To do
Which lines of the entries contain the string "move"? Copy each of them.

[[ Given records open ]]

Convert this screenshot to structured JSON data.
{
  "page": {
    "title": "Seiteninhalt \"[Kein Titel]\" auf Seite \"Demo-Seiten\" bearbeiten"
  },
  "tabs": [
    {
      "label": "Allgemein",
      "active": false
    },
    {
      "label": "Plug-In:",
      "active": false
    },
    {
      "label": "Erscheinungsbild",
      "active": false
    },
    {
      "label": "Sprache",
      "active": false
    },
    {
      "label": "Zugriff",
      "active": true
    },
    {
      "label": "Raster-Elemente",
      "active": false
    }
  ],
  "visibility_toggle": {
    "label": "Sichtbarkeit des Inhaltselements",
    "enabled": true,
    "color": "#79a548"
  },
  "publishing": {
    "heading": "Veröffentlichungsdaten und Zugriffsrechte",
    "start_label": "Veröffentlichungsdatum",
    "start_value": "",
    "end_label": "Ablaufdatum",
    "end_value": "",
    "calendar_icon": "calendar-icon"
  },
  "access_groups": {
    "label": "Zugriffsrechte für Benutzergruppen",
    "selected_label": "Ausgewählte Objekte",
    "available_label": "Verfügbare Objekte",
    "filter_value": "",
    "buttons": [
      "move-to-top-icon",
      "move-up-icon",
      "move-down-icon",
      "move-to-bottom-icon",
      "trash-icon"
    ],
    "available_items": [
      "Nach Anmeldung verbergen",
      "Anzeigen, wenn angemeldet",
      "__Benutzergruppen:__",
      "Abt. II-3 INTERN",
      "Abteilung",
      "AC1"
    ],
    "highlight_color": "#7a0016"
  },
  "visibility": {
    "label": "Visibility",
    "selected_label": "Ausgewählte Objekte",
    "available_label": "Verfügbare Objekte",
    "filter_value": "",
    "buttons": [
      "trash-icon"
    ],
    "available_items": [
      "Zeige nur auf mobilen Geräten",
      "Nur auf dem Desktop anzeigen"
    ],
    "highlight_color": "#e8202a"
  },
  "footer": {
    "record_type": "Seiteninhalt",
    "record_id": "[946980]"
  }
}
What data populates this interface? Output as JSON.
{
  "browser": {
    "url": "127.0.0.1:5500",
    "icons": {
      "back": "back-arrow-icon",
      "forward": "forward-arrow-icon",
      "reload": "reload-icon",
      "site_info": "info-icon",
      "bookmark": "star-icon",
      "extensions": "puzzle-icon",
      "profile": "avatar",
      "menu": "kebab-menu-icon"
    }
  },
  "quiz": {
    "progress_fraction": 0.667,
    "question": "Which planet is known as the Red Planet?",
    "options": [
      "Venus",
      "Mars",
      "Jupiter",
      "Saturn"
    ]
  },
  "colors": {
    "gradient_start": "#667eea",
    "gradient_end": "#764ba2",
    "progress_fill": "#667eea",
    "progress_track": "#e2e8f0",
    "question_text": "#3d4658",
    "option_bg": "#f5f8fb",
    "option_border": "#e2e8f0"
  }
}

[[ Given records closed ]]

Answer to the problem
      "move-to-top-icon",
      "move-up-icon",
      "move-down-icon",
      "move-to-bottom-icon",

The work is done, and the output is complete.